TASK GOAL
The records that follow are to be printed exactly, with no images.

(Component data from apps and pages)
*** Begin section ***

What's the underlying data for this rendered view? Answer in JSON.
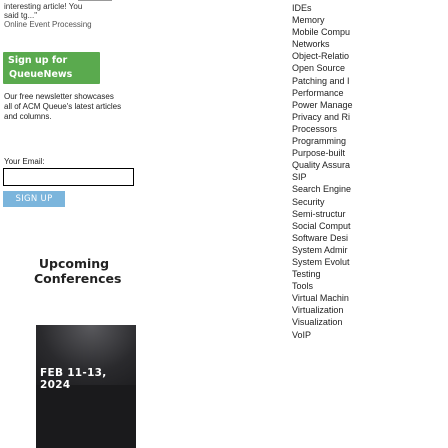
{
  "testimonial": {
    "line1": "interesting article! You",
    "line2": "said tg...\"",
    "byline": "Online Event Processing"
  },
  "newsletter": {
    "banner_line1": "Sign up for",
    "banner_line2": "QueueNews",
    "description": "Our free newsletter showcases all of ACM Queue's latest articles and columns.",
    "email_label": "Your Email:",
    "email_value": "",
    "signup_label": "SIGN UP"
  },
  "conferences": {
    "heading_line1": "Upcoming",
    "heading_line2": "Conferences",
    "event_date": "FEB 11-13, 2024"
  },
  "topics": [
    "IDEs",
    "Memory",
    "Mobile Compu",
    "Networks",
    "Object-Relatio",
    "Open Source",
    "Patching and I",
    "Performance",
    "Power Manage",
    "Privacy and Ri",
    "Processors",
    "Programming",
    "Purpose-built",
    "Quality Assura",
    "SIP",
    "Search Engine",
    "Security",
    "Semi-structur",
    "Social Comput",
    "Software Desi",
    "System Admir",
    "System Evolut",
    "Testing",
    "Tools",
    "Virtual Machin",
    "Virtualization",
    "Visualization",
    "VoIP"
  ],
  "colors": {
    "banner_green": "#5aaa4e",
    "button_blue": "#7bb5dc",
    "event_bg": "#1a1a1c"
  }
}
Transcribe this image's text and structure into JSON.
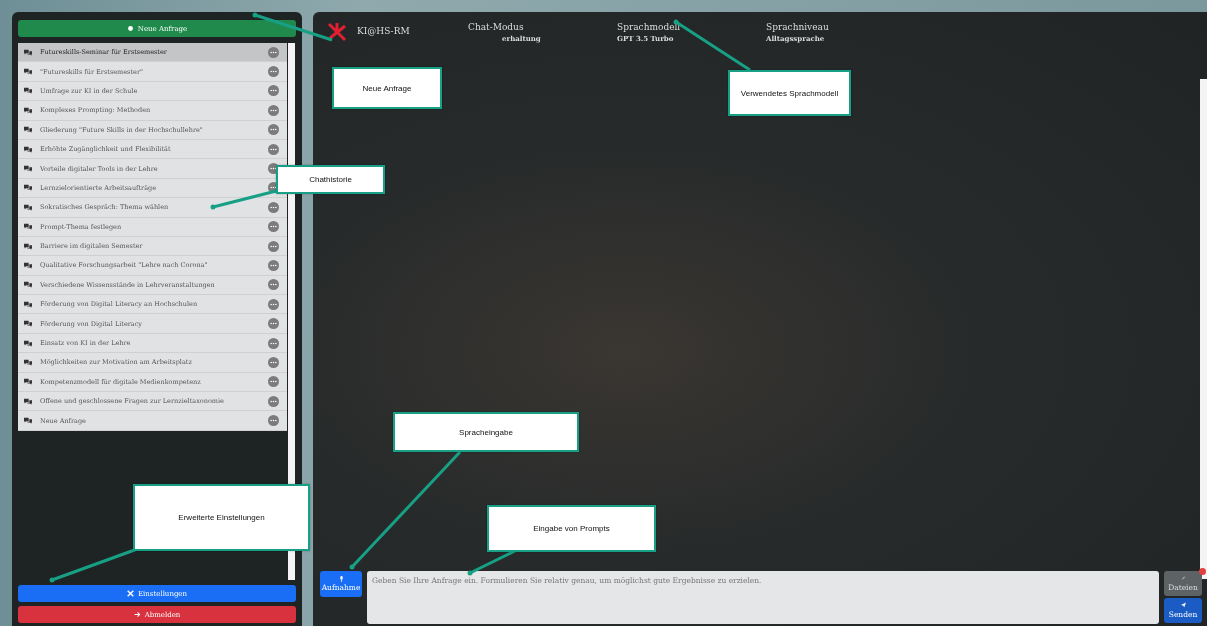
{
  "sidebar": {
    "new_button": "Neue Anfrage",
    "history": [
      {
        "title": "Futureskills-Seminar für Erstsemester",
        "selected": true
      },
      {
        "title": "\"Futureskills für Erstsemester\"",
        "selected": false
      },
      {
        "title": "Umfrage zur KI in der Schule",
        "selected": false
      },
      {
        "title": "Komplexes Prompting: Methoden",
        "selected": false
      },
      {
        "title": "Gliederung \"Future Skills in der Hochschullehre\"",
        "selected": false
      },
      {
        "title": "Erhöhte Zugänglichkeit und Flexibilität",
        "selected": false
      },
      {
        "title": "Vorteile digitaler Tools in der Lehre",
        "selected": false
      },
      {
        "title": "Lernzielorientierte Arbeitsaufträge",
        "selected": false
      },
      {
        "title": "Sokratisches Gespräch: Thema wählen",
        "selected": false
      },
      {
        "title": "Prompt-Thema festlegen",
        "selected": false
      },
      {
        "title": "Barriere im digitalen Semester",
        "selected": false
      },
      {
        "title": "Qualitative Forschungsarbeit \"Lehre nach Corona\"",
        "selected": false
      },
      {
        "title": "Verschiedene Wissensstände in Lehrveranstaltungen",
        "selected": false
      },
      {
        "title": "Förderung von Digital Literacy an Hochschulen",
        "selected": false
      },
      {
        "title": "Förderung von Digital Literacy",
        "selected": false
      },
      {
        "title": "Einsatz von KI in der Lehre",
        "selected": false
      },
      {
        "title": "Möglichkeiten zur Motivation am Arbeitsplatz",
        "selected": false
      },
      {
        "title": "Kompetenzmodell für digitale Medienkompetenz",
        "selected": false
      },
      {
        "title": "Offene und geschlossene Fragen zur Lernzieltaxonomie",
        "selected": false
      },
      {
        "title": "Neue Anfrage",
        "selected": false
      }
    ],
    "settings_button": "Einstellungen",
    "logout_button": "Abmelden"
  },
  "header": {
    "brand": "KI@HS-RM",
    "fields": [
      {
        "label": "Chat-Modus",
        "value": "erhaltung"
      },
      {
        "label": "Sprachmodell",
        "value": "GPT 3.5 Turbo"
      },
      {
        "label": "Sprachniveau",
        "value": "Alltagssprache"
      }
    ]
  },
  "input": {
    "record_button": "Aufnahme",
    "placeholder": "Geben Sie Ihre Anfrage ein. Formulieren Sie relativ genau, um möglichst gute Ergebnisse zu erzielen.",
    "files_button": "Dateien",
    "send_button": "Senden"
  },
  "annotations": [
    {
      "label": "Neue Anfrage"
    },
    {
      "label": "Verwendetes Sprachmodell"
    },
    {
      "label": "Chathistorie"
    },
    {
      "label": "Spracheingabe"
    },
    {
      "label": "Eingabe von Prompts"
    },
    {
      "label": "Erweiterte Einstellungen"
    }
  ]
}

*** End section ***

EXERCISE ANSWER
What's the underlying data for this rendered view? Answer in JSON.
{
  "testimonial": {
    "line1": "interesting article! You",
    "line2": "said tg...\"",
    "byline": "Online Event Processing"
  },
  "newsletter": {
    "banner_line1": "Sign up for",
    "banner_line2": "QueueNews",
    "description": "Our free newsletter showcases all of ACM Queue's latest articles and columns.",
    "email_label": "Your Email:",
    "email_value": "",
    "signup_label": "SIGN UP"
  },
  "conferences": {
    "heading_line1": "Upcoming",
    "heading_line2": "Conferences",
    "event_date": "FEB 11-13, 2024"
  },
  "topics": [
    "IDEs",
    "Memory",
    "Mobile Compu",
    "Networks",
    "Object-Relatio",
    "Open Source",
    "Patching and I",
    "Performance",
    "Power Manage",
    "Privacy and Ri",
    "Processors",
    "Programming",
    "Purpose-built",
    "Quality Assura",
    "SIP",
    "Search Engine",
    "Security",
    "Semi-structur",
    "Social Comput",
    "Software Desi",
    "System Admir",
    "System Evolut",
    "Testing",
    "Tools",
    "Virtual Machin",
    "Virtualization",
    "Visualization",
    "VoIP"
  ],
  "colors": {
    "banner_green": "#5aaa4e",
    "button_blue": "#7bb5dc",
    "event_bg": "#1a1a1c"
  }
}
Transcribe this image's text and structure into JSON.
{
  "sidebar": {
    "new_button": "Neue Anfrage",
    "history": [
      {
        "title": "Futureskills-Seminar für Erstsemester",
        "selected": true
      },
      {
        "title": "\"Futureskills für Erstsemester\"",
        "selected": false
      },
      {
        "title": "Umfrage zur KI in der Schule",
        "selected": false
      },
      {
        "title": "Komplexes Prompting: Methoden",
        "selected": false
      },
      {
        "title": "Gliederung \"Future Skills in der Hochschullehre\"",
        "selected": false
      },
      {
        "title": "Erhöhte Zugänglichkeit und Flexibilität",
        "selected": false
      },
      {
        "title": "Vorteile digitaler Tools in der Lehre",
        "selected": false
      },
      {
        "title": "Lernzielorientierte Arbeitsaufträge",
        "selected": false
      },
      {
        "title": "Sokratisches Gespräch: Thema wählen",
        "selected": false
      },
      {
        "title": "Prompt-Thema festlegen",
        "selected": false
      },
      {
        "title": "Barriere im digitalen Semester",
        "selected": false
      },
      {
        "title": "Qualitative Forschungsarbeit \"Lehre nach Corona\"",
        "selected": false
      },
      {
        "title": "Verschiedene Wissensstände in Lehrveranstaltungen",
        "selected": false
      },
      {
        "title": "Förderung von Digital Literacy an Hochschulen",
        "selected": false
      },
      {
        "title": "Förderung von Digital Literacy",
        "selected": false
      },
      {
        "title": "Einsatz von KI in der Lehre",
        "selected": false
      },
      {
        "title": "Möglichkeiten zur Motivation am Arbeitsplatz",
        "selected": false
      },
      {
        "title": "Kompetenzmodell für digitale Medienkompetenz",
        "selected": false
      },
      {
        "title": "Offene und geschlossene Fragen zur Lernzieltaxonomie",
        "selected": false
      },
      {
        "title": "Neue Anfrage",
        "selected": false
      }
    ],
    "settings_button": "Einstellungen",
    "logout_button": "Abmelden"
  },
  "header": {
    "brand": "KI@HS-RM",
    "fields": [
      {
        "label": "Chat-Modus",
        "value": "erhaltung"
      },
      {
        "label": "Sprachmodell",
        "value": "GPT 3.5 Turbo"
      },
      {
        "label": "Sprachniveau",
        "value": "Alltagssprache"
      }
    ]
  },
  "input": {
    "record_button": "Aufnahme",
    "placeholder": "Geben Sie Ihre Anfrage ein. Formulieren Sie relativ genau, um möglichst gute Ergebnisse zu erzielen.",
    "files_button": "Dateien",
    "send_button": "Senden"
  },
  "annotations": [
    {
      "label": "Neue Anfrage"
    },
    {
      "label": "Verwendetes Sprachmodell"
    },
    {
      "label": "Chathistorie"
    },
    {
      "label": "Spracheingabe"
    },
    {
      "label": "Eingabe von Prompts"
    },
    {
      "label": "Erweiterte Einstellungen"
    }
  ]
}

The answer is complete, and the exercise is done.